A balanced calendar does have a ripple effect however, as parents try to adjust to the change this has on their family, including how to manage childcare during longer breaks peppered throughout the school year.
How Noblesville Schools will prepare
Noblesville Schools recently voted in favor of adopting a balanced calendar, beginning with the 2013-14 school year. In fact, the issue was first brought to the school board's attention by the district's parents, says Noblesville Superintendent Dr. Libbie Conner. Conner says that because the community has been involved in the decision, parents have been able to plan accordingly. "Our community is well aware of the calendar so that they can plan ahead, as can the city and county parks and private agencies who provide activities. We have worked closely with all of them," she says.
Conner explains that various childcare services will be adapting their schedules to fit the new balanced calendar. Meanwhile, the school's before- and after-school programs will follow the new schedule, leaving parents to plan for breaks "as they do now [with the traditional calendar]."

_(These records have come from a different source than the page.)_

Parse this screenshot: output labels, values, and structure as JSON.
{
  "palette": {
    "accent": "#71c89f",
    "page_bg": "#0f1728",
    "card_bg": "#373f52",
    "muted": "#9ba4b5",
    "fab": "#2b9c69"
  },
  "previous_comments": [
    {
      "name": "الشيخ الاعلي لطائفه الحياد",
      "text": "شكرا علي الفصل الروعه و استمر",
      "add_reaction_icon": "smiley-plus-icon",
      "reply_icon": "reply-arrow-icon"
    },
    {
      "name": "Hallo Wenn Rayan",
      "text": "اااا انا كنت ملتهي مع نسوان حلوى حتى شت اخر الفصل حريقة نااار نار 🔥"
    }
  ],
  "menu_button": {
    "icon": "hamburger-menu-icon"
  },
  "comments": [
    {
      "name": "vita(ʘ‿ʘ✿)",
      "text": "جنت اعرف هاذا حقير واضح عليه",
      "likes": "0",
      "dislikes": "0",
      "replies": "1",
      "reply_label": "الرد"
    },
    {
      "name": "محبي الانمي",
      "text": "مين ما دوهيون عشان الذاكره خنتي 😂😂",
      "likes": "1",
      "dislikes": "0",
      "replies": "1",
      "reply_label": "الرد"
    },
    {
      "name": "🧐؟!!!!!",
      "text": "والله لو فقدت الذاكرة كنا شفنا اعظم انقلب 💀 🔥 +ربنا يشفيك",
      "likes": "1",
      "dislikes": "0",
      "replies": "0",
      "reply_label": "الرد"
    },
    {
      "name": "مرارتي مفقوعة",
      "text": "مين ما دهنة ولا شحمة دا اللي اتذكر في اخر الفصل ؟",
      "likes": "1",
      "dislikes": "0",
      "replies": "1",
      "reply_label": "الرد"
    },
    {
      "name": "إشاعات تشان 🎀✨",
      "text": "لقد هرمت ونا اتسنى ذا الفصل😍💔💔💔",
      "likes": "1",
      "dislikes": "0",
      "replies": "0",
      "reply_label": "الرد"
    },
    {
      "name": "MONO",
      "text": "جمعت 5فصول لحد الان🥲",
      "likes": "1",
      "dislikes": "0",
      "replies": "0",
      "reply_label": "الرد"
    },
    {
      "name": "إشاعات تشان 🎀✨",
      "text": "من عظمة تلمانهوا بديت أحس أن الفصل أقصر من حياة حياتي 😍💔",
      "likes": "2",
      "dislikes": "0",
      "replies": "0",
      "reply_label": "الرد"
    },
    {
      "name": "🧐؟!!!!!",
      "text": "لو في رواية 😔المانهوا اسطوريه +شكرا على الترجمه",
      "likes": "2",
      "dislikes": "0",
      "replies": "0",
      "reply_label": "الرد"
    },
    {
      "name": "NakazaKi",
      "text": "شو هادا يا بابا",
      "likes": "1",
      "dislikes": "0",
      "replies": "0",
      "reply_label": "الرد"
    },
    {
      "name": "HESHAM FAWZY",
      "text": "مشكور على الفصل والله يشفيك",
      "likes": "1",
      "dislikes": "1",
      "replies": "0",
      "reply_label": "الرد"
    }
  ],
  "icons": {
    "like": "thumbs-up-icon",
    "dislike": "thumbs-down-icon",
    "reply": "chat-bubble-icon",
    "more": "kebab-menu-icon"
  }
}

As for things like summer camps and extracurricular activities, Conner says that these opportunities will also be adapted to fit the new schedule. While there is an element of the unknown with this new calendar, Conner feels confident that any issues will be resolved. "Every district we have talked with that has experienced the balanced calendar says they would not go back to traditional," she says. "We are eager to get through the first year, have everyone experience it, and then see how we all like it."
"Balanced" means different things to different schools
Brian Ray, a math teacher at Chicago Public Schools' Lindblom Math and Science Academy, says his school experimented with a balanced calendar a few years ago. The calendar was comprised of trimesters, with students having July, November and March off.
"The biggest problem was logistics," says Ray. "Many of our students who spent their summers attending different academic programs ended up having to miss the last or first week of the school year. Additionally, students trying to make up credits at summer school weren't able to take as many summer classes, which can impact a school's on-track rate for graduation," he says.
In addition to extracurricular conflicts, Ray says that having different school schedules between districts can cause headaches. Plus, there are several models of a "balanced calendar" from which a school can choose. "In my school district, each school was given the option to choose year-round or not. This ultimately caused problems when planning vacations and child care."
Balanced calendar success
As for Noblesville, with the entire district adapting to the new schedule, and parents on the same page as administrators, the district is on the right track to succeed with the new system. As Noblesville schools proceed with their balanced calendar next school year, other school districts (and parents) will be watching with interest for a window into what may lie ahead in their community.